• **Problem to work on**
Here is a listing. Repeat it exactly and in its entirety.
───── Record excerpts ─────
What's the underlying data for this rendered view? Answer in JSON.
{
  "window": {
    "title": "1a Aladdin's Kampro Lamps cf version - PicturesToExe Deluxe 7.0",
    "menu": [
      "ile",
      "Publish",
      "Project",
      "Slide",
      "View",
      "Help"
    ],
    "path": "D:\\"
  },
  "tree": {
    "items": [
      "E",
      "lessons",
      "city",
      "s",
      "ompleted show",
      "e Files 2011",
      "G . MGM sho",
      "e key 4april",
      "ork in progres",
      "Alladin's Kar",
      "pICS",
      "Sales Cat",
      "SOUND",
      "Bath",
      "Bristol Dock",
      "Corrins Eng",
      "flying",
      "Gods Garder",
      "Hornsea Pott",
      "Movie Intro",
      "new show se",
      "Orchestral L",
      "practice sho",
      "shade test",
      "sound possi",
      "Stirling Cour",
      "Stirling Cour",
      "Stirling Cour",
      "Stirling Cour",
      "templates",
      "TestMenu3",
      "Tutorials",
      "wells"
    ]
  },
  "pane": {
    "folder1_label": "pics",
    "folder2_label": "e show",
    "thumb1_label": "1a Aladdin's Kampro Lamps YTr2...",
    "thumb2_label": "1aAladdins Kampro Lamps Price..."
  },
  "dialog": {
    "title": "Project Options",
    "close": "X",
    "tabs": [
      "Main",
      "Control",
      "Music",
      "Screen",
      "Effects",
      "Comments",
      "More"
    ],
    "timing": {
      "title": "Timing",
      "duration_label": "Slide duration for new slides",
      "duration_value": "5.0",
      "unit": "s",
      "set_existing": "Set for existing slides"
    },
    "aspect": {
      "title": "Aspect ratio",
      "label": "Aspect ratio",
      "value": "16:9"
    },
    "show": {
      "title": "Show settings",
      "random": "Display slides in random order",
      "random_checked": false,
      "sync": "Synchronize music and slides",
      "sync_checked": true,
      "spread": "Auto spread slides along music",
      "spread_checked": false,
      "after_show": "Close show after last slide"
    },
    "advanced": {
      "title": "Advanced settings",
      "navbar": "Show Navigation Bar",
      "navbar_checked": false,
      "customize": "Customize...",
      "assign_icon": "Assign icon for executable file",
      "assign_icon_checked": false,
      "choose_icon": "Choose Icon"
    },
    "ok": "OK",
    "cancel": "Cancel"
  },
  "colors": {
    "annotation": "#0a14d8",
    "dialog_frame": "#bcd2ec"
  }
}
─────
• **Output**
What's the underlying data for this rendered view? Answer in JSON.
{
  "window": {
    "title": "1a Aladdin's Kampro Lamps cf version - PicturesToExe Deluxe 7.0",
    "menu": [
      "ile",
      "Publish",
      "Project",
      "Slide",
      "View",
      "Help"
    ],
    "path": "D:\\"
  },
  "tree": {
    "items": [
      "E",
      "lessons",
      "city",
      "s",
      "ompleted show",
      "e Files 2011",
      "G . MGM sho",
      "e key 4april",
      "ork in progres",
      "Alladin's Kar",
      "pICS",
      "Sales Cat",
      "SOUND",
      "Bath",
      "Bristol Dock",
      "Corrins Eng",
      "flying",
      "Gods Garder",
      "Hornsea Pott",
      "Movie Intro",
      "new show se",
      "Orchestral L",
      "practice sho",
      "shade test",
      "sound possi",
      "Stirling Cour",
      "Stirling Cour",
      "Stirling Cour",
      "Stirling Cour",
      "templates",
      "TestMenu3",
      "Tutorials",
      "wells"
    ]
  },
  "pane": {
    "folder1_label": "pics",
    "folder2_label": "e show",
    "thumb1_label": "1a Aladdin's Kampro Lamps YTr2...",
    "thumb2_label": "1aAladdins Kampro Lamps Price..."
  },
  "dialog": {
    "title": "Project Options",
    "close": "X",
    "tabs": [
      "Main",
      "Control",
      "Music",
      "Screen",
      "Effects",
      "Comments",
      "More"
    ],
    "timing": {
      "title": "Timing",
      "duration_label": "Slide duration for new slides",
      "duration_value": "5.0",
      "unit": "s",
      "set_existing": "Set for existing slides"
    },
    "aspect": {
      "title": "Aspect ratio",
      "label": "Aspect ratio",
      "value": "16:9"
    },
    "show": {
      "title": "Show settings",
      "random": "Display slides in random order",
      "random_checked": false,
      "sync": "Synchronize music and slides",
      "sync_checked": true,
      "spread": "Auto spread slides along music",
      "spread_checked": false,
      "after_show": "Close show after last slide"
    },
    "advanced": {
      "title": "Advanced settings",
      "navbar": "Show Navigation Bar",
      "navbar_checked": false,
      "customize": "Customize...",
      "assign_icon": "Assign icon for executable file",
      "assign_icon_checked": false,
      "choose_icon": "Choose Icon"
    },
    "ok": "OK",
    "cancel": "Cancel"
  },
  "colors": {
    "annotation": "#0a14d8",
    "dialog_frame": "#bcd2ec"
  }
}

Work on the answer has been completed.